Now I wish to highlight this because I think that the same criticism applies to many of the actions being taken by Christians who are trying to pursue an alternative economics and restructure their lives together. Sadly, much of that activity remains stuck at the level of image, appearance, and simulacrum, and fails to get to the core of things or create any significant or genuinely meaningful change. Therefore, it is my hope that those who attend this conference on Kingdom Economics will be able to make the transition from words to deeds and from a series of failures to Spirit-empowered success. It is time that more Christians stopped talking amongst themselves and joined others on the barricades. It is time that more Christians spent less time trying to find the perfect theological perspective on reality, and spent more time actually participating in reality. And, perhaps it is also time that we learn to sacrifice some of our values and beliefs in order to enact positive change. To be very honest, I would be willing to abandon my own values if I thought, even for a minute, that doing so would make a difference for those who are oppressed and abandoned today. Now, before you dismiss this idea out of hand, do remember that Jesus was damned and forsaken by God because of his commitment to the poor and abandoned, and Paul also writes that he would be willing to cursed and cut off from Christ if it would assist in the salvation of Israel. The pursuit of abundant life (for all, not just for some) might well lead us to be counted amongst the damned.
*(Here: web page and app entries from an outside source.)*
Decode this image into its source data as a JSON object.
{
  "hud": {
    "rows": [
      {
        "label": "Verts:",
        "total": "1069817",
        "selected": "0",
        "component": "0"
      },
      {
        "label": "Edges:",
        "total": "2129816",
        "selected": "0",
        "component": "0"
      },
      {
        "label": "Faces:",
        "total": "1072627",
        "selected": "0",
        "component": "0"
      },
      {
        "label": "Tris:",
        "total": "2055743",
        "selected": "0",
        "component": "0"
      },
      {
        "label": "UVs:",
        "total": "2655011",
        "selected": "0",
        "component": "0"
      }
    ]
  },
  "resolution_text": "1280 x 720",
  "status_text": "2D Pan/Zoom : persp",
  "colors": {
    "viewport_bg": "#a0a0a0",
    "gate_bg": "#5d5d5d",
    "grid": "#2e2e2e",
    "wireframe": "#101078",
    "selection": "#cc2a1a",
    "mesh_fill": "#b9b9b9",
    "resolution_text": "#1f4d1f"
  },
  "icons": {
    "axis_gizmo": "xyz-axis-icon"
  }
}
The pursuit of God’s economics might very well result in our excommunication. So be it. Despite everything, we will continue to pray: Lord Jesus Christ, Son of the living God, have mercy upon us, sinners.